> [Exercise prompt]: Scan the entries below for the word "true", then copy each line that holds it.

> [Supplied entries]:
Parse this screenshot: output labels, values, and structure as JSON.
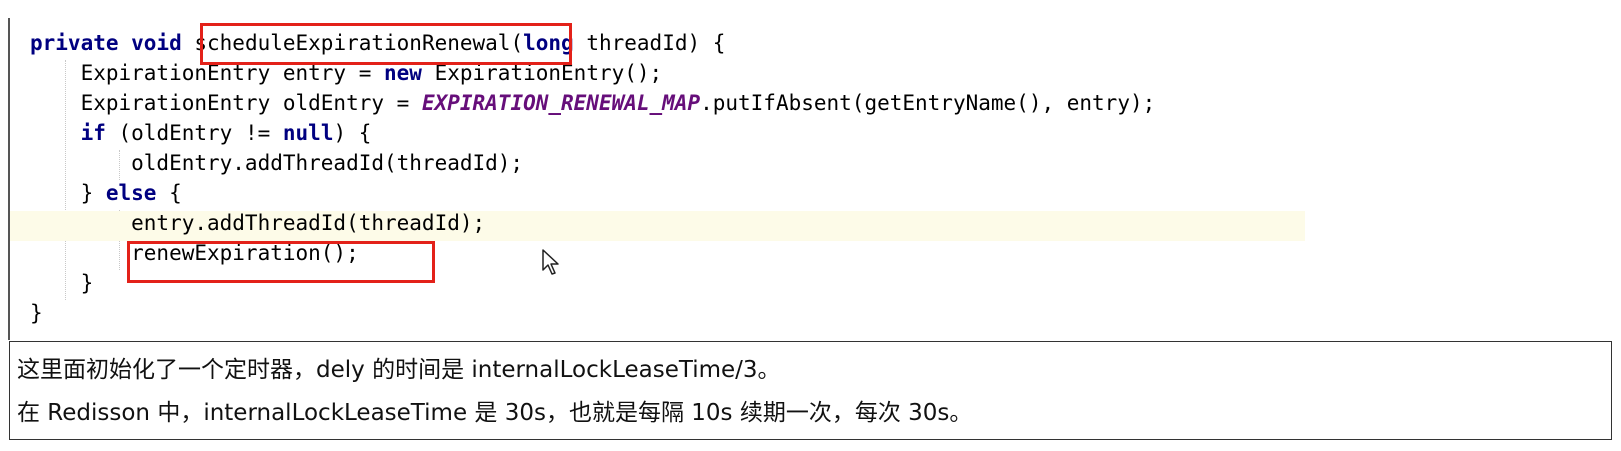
{
  "code": {
    "lines": [
      [
        {
          "t": "private void ",
          "c": "kw"
        },
        {
          "t": "scheduleExpirationRenewal"
        },
        {
          "t": "("
        },
        {
          "t": "long",
          "c": "kw"
        },
        {
          "t": " threadId) {"
        }
      ],
      [
        {
          "t": "    ExpirationEntry entry = "
        },
        {
          "t": "new",
          "c": "kw"
        },
        {
          "t": " ExpirationEntry();"
        }
      ],
      [
        {
          "t": "    ExpirationEntry oldEntry = "
        },
        {
          "t": "EXPIRATION_RENEWAL_MAP",
          "c": "field"
        },
        {
          "t": ".putIfAbsent(getEntryName(), entry);"
        }
      ],
      [
        {
          "t": "    "
        },
        {
          "t": "if",
          "c": "kw"
        },
        {
          "t": " (oldEntry != "
        },
        {
          "t": "null",
          "c": "kw"
        },
        {
          "t": ") {"
        }
      ],
      [
        {
          "t": "        oldEntry.addThreadId(threadId);"
        }
      ],
      [
        {
          "t": "    } "
        },
        {
          "t": "else",
          "c": "kw"
        },
        {
          "t": " {"
        }
      ],
      [
        {
          "t": "        entry.addThreadId(threadId);"
        }
      ],
      [
        {
          "t": "        renewExpiration();"
        }
      ],
      [
        {
          "t": "    }"
        }
      ],
      [
        {
          "t": "}"
        }
      ]
    ]
  },
  "notes": {
    "line1": "这里面初始化了一个定时器，dely 的时间是 internalLockLeaseTime/3。",
    "line2": "在 Redisson 中，internalLockLeaseTime 是 30s，也就是每隔 10s 续期一次，每次 30s。"
  },
  "colors": {
    "highlight_box": "#e32119",
    "keyword": "#000080",
    "static_field": "#660e7a",
    "current_line": "#fdfbe8"
  }
}
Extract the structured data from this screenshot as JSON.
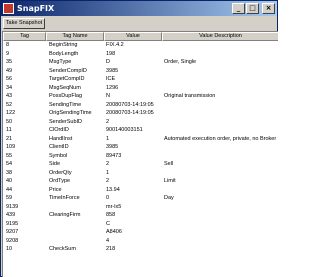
{
  "window": {
    "title": "SnapFIX",
    "min_glyph": "_",
    "max_glyph": "□",
    "close_glyph": "×"
  },
  "toolbar": {
    "snapshot_label": "Take Snapshot"
  },
  "table": {
    "headers": {
      "tag": "Tag",
      "tag_name": "Tag Name",
      "value": "Value",
      "value_description": "Value Description"
    },
    "rows": [
      {
        "tag": "8",
        "tag_name": "BeginString",
        "value": "FIX.4.2",
        "desc": ""
      },
      {
        "tag": "9",
        "tag_name": "BodyLength",
        "value": "198",
        "desc": ""
      },
      {
        "tag": "35",
        "tag_name": "MsgType",
        "value": "D",
        "desc": "Order, Single"
      },
      {
        "tag": "49",
        "tag_name": "SenderCompID",
        "value": "3985",
        "desc": ""
      },
      {
        "tag": "56",
        "tag_name": "TargetCompID",
        "value": "ICE",
        "desc": ""
      },
      {
        "tag": "34",
        "tag_name": "MsgSeqNum",
        "value": "1296",
        "desc": ""
      },
      {
        "tag": "43",
        "tag_name": "PossDupFlag",
        "value": "N",
        "desc": "Original transmission"
      },
      {
        "tag": "52",
        "tag_name": "SendingTime",
        "value": "20080703-14:19:05",
        "desc": ""
      },
      {
        "tag": "122",
        "tag_name": "OrigSendingTime",
        "value": "20080703-14:19:05",
        "desc": ""
      },
      {
        "tag": "50",
        "tag_name": "SenderSubID",
        "value": "2",
        "desc": ""
      },
      {
        "tag": "11",
        "tag_name": "ClOrdID",
        "value": "900140003151",
        "desc": ""
      },
      {
        "tag": "21",
        "tag_name": "HandlInst",
        "value": "1",
        "desc": "Automated execution order, private, no Broker intervention"
      },
      {
        "tag": "109",
        "tag_name": "ClientID",
        "value": "3985",
        "desc": ""
      },
      {
        "tag": "55",
        "tag_name": "Symbol",
        "value": "89473",
        "desc": ""
      },
      {
        "tag": "54",
        "tag_name": "Side",
        "value": "2",
        "desc": "Sell"
      },
      {
        "tag": "38",
        "tag_name": "OrderQty",
        "value": "1",
        "desc": ""
      },
      {
        "tag": "40",
        "tag_name": "OrdType",
        "value": "2",
        "desc": "Limit"
      },
      {
        "tag": "44",
        "tag_name": "Price",
        "value": "13.94",
        "desc": ""
      },
      {
        "tag": "59",
        "tag_name": "TimeInForce",
        "value": "0",
        "desc": "Day"
      },
      {
        "tag": "9139",
        "tag_name": "",
        "value": "mr-lx5",
        "desc": ""
      },
      {
        "tag": "439",
        "tag_name": "ClearingFirm",
        "value": "858",
        "desc": ""
      },
      {
        "tag": "9195",
        "tag_name": "",
        "value": "C",
        "desc": ""
      },
      {
        "tag": "9207",
        "tag_name": "",
        "value": "A8406",
        "desc": ""
      },
      {
        "tag": "9208",
        "tag_name": "",
        "value": "4",
        "desc": ""
      },
      {
        "tag": "10",
        "tag_name": "CheckSum",
        "value": "218",
        "desc": ""
      }
    ]
  }
}
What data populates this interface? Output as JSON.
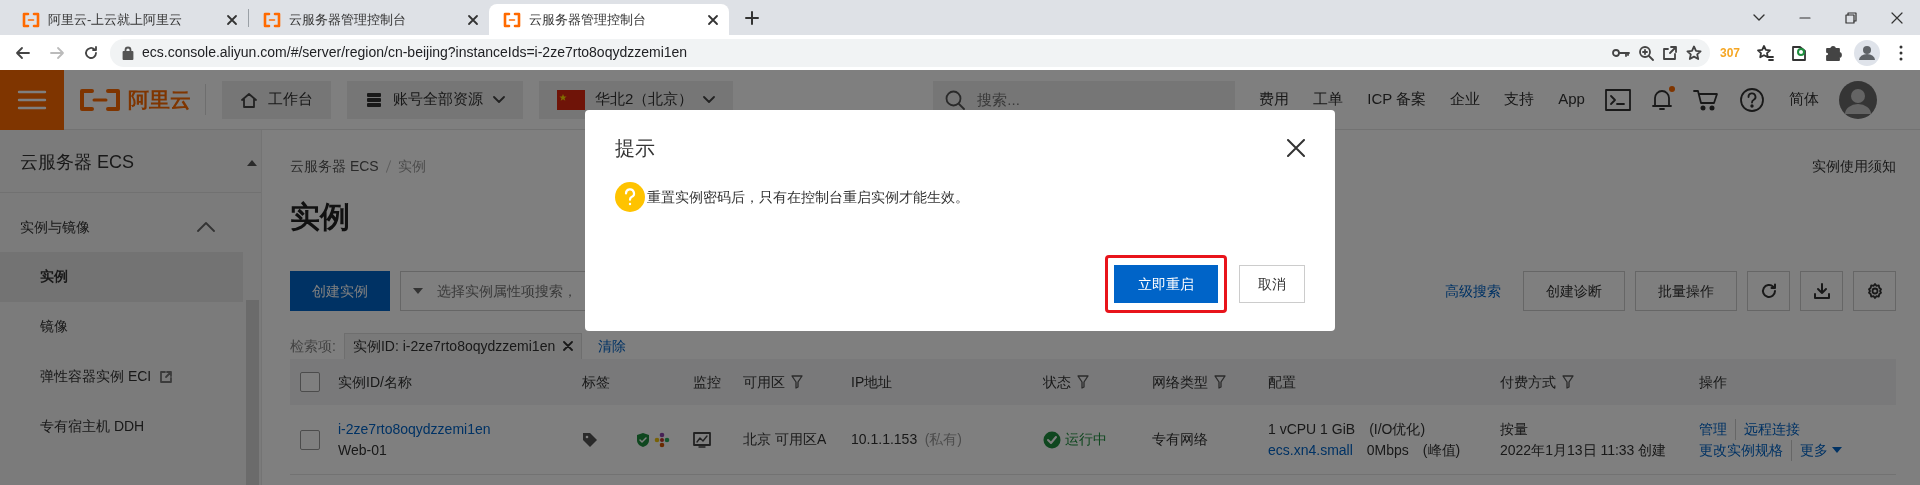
{
  "browser": {
    "tabs": [
      {
        "title": "阿里云-上云就上阿里云",
        "selected": false
      },
      {
        "title": "云服务器管理控制台",
        "selected": false
      },
      {
        "title": "云服务器管理控制台",
        "selected": true
      }
    ],
    "url": "ecs.console.aliyun.com/#/server/region/cn-beijing?instanceIds=i-2ze7rto8oqydzzemi1en",
    "extension_badge": "307"
  },
  "console_nav": {
    "logo_text": "阿里云",
    "workbench": "工作台",
    "resources": "账号全部资源",
    "region": "华北2（北京）",
    "search_placeholder": "搜索...",
    "links": [
      "费用",
      "工单",
      "ICP 备案",
      "企业",
      "支持",
      "App"
    ],
    "notification_dot": true,
    "language": "简体"
  },
  "sidebar": {
    "title": "云服务器 ECS",
    "group": {
      "label": "实例与镜像",
      "expanded": true,
      "items": [
        {
          "label": "实例",
          "selected": true,
          "external": false
        },
        {
          "label": "镜像",
          "selected": false,
          "external": false
        },
        {
          "label": "弹性容器实例 ECI",
          "selected": false,
          "external": true
        },
        {
          "label": "专有宿主机 DDH",
          "selected": false,
          "external": false
        }
      ]
    }
  },
  "breadcrumb": [
    "云服务器 ECS",
    "实例"
  ],
  "notice_link": "实例使用须知",
  "page_title": "实例",
  "toolbar": {
    "create_button": "创建实例",
    "search_placeholder": "选择实例属性项搜索，",
    "advanced_search": "高级搜索",
    "buttons": [
      "创建诊断",
      "批量操作"
    ]
  },
  "filter": {
    "label": "检索项:",
    "tags": [
      "实例ID: i-2ze7rto8oqydzzemi1en"
    ],
    "clear": "清除"
  },
  "table": {
    "all_checked": false,
    "columns": [
      {
        "label": "实例ID/名称",
        "filter": false
      },
      {
        "label": "标签",
        "filter": false
      },
      {
        "label": "监控",
        "filter": false
      },
      {
        "label": "可用区",
        "filter": true
      },
      {
        "label": "IP地址",
        "filter": false
      },
      {
        "label": "状态",
        "filter": true
      },
      {
        "label": "网络类型",
        "filter": true
      },
      {
        "label": "配置",
        "filter": false
      },
      {
        "label": "付费方式",
        "filter": true
      },
      {
        "label": "操作",
        "filter": false
      }
    ],
    "rows": [
      {
        "checked": false,
        "instance_id": "i-2ze7rto8oqydzzemi1en",
        "name": "Web-01",
        "zone": "北京 可用区A",
        "ip": "10.1.1.153",
        "ip_type": "(私有)",
        "status": {
          "label": "运行中",
          "running": true
        },
        "network": "专有网络",
        "config": {
          "spec": "1 vCPU 1 GiB",
          "spec_note": "(I/O优化)",
          "instance_type": "ecs.xn4.small",
          "bandwidth": "0Mbps",
          "bandwidth_note": "(峰值)"
        },
        "billing": "按量",
        "created": "2022年1月13日 11:33 创建",
        "actions": [
          [
            {
              "label": "管理",
              "dropdown": false
            },
            {
              "label": "远程连接",
              "dropdown": false
            }
          ],
          [
            {
              "label": "更改实例规格",
              "dropdown": false
            },
            {
              "label": "更多",
              "dropdown": true
            }
          ]
        ]
      }
    ]
  },
  "dialog": {
    "title": "提示",
    "message": "重置实例密码后，只有在控制台重启实例才能生效。",
    "buttons": [
      {
        "label": "立即重启",
        "kind": "primary",
        "highlighted": true
      },
      {
        "label": "取消",
        "kind": "default",
        "highlighted": false
      }
    ]
  }
}
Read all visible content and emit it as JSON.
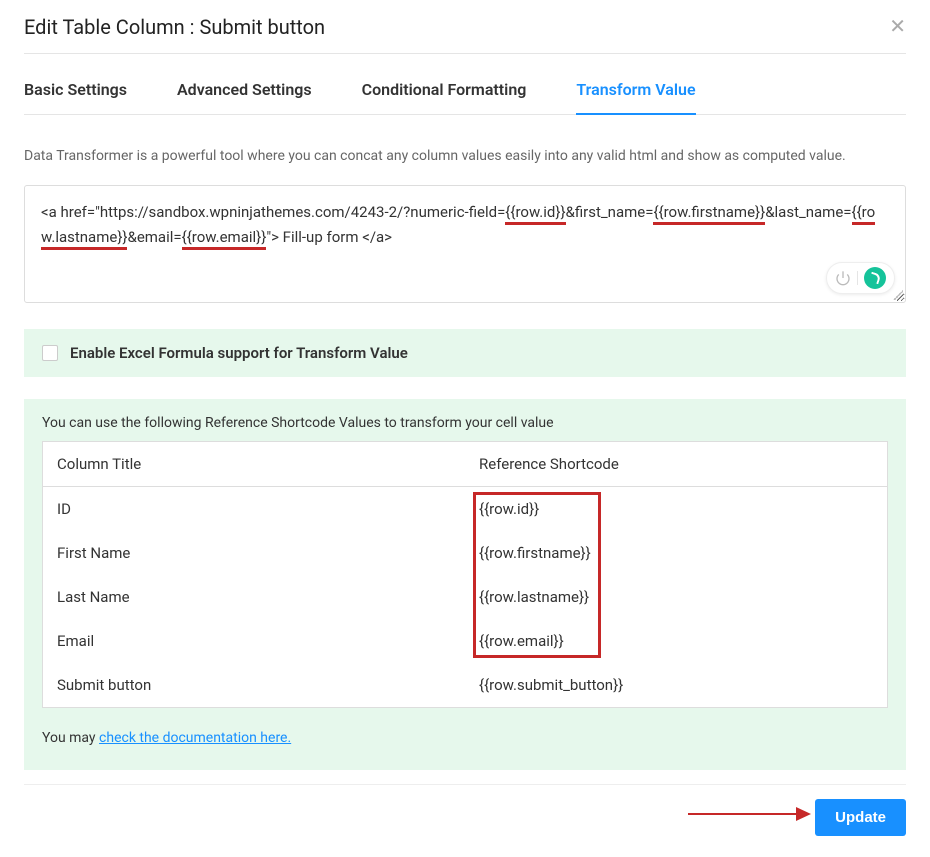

> [Answer section]:
        "selected": true
    "notification_dot": true,
      "expanded": true,
          "selected": true,
          "external": true
        "filter": true
        "filter": true
        "filter": true
        "filter": true
          "running": true
              "dropdown": true
        "highlighted": true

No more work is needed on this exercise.